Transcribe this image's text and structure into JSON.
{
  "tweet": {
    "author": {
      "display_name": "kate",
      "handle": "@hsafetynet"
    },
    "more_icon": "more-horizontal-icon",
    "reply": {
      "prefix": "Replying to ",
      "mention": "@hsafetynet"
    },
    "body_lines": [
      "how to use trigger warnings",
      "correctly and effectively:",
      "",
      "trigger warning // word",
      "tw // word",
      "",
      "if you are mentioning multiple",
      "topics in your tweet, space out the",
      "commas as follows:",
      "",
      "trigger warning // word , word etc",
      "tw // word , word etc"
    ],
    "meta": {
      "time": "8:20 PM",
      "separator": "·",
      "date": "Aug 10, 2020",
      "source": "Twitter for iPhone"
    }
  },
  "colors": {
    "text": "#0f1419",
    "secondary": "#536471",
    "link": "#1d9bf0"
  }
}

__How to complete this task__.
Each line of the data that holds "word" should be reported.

__Exercise response__.
      "trigger warning // word",
      "tw // word",
      "trigger warning // word , word etc",
      "tw // word , word etc"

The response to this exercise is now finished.